(1) Haiku is complete with 5-7-5 syllables
(2) Haiku appreciates nature and life by means of a season word, you must be ready to make a haiku right away.I believe that you will know haiku better when you make them yourself.
First of all, please pick up a handy notebook you can always keep with you and a pencil or something to write with. Now describe impressive scenes and words in your notebook. Put them in 17 syllables on the spot if you can. Or simply jot down ideas and chance words for later refinement.

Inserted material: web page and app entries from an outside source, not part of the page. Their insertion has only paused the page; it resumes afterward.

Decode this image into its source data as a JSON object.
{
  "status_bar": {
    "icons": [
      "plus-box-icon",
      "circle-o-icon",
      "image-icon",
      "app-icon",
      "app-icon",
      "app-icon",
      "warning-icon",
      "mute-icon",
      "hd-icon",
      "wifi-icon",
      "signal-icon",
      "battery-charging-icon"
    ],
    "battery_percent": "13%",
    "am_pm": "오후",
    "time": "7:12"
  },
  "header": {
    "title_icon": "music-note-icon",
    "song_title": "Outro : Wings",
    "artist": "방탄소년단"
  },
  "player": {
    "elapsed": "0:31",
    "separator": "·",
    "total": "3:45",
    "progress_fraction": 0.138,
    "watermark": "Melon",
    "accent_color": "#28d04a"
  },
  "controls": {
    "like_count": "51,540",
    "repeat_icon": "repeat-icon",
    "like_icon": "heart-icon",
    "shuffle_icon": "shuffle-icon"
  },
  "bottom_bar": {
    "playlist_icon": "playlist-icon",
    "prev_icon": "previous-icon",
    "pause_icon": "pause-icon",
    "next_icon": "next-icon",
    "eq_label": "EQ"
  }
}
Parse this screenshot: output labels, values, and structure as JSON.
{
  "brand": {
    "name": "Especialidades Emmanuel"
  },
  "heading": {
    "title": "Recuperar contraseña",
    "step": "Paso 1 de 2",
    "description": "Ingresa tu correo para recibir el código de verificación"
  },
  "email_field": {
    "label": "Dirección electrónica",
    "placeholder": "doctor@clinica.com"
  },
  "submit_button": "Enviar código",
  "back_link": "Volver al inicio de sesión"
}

If you are not ready to start off, you may pick up a season word and write down your impressions or what you saw or felt in the past in association to it.
Let's have a small exercise. Here is a season word "Butterfly" and you express in words your impressions, ideas and anything associated to a butterfly:
* passing gaiety
* big and beautiful, but weak
* dead in the gathering cold
* desparate flight against the wind
* flying with the wind
* injured wings in late spring
* warmness
* flying freely
* flower fields
These were submitted by my students of Haiku class at a junior high school and fed to our free imagination producing the following haiku:

passing spring
injured wings
butterfly seen
frozen butterfly
parked on a rock
motionless
warm seasons
world of butterflies
seen flying
open sky
flying butterfly
free
flower fields
flying and playing
world of butterfly

We had a similar exercise on a rose:

* looks artificial
* beautiful flowers/fresh rose garden
* dazzling red
* thorns
* rose petals opening
* flowers looking soft
Then we jointly made the following haiku:

roses blooming
colours soft
to the eye
petals overlapping
colours deepen
roses blooming
thorns hidden
blooming roses
beautiful
beautiful roses
redness
catching eye
vividly
blooming in abundance
rose gardens
red roses
like artificial flowers
arranged in vase
I suggest that you pick up familiar season words and excercise with them.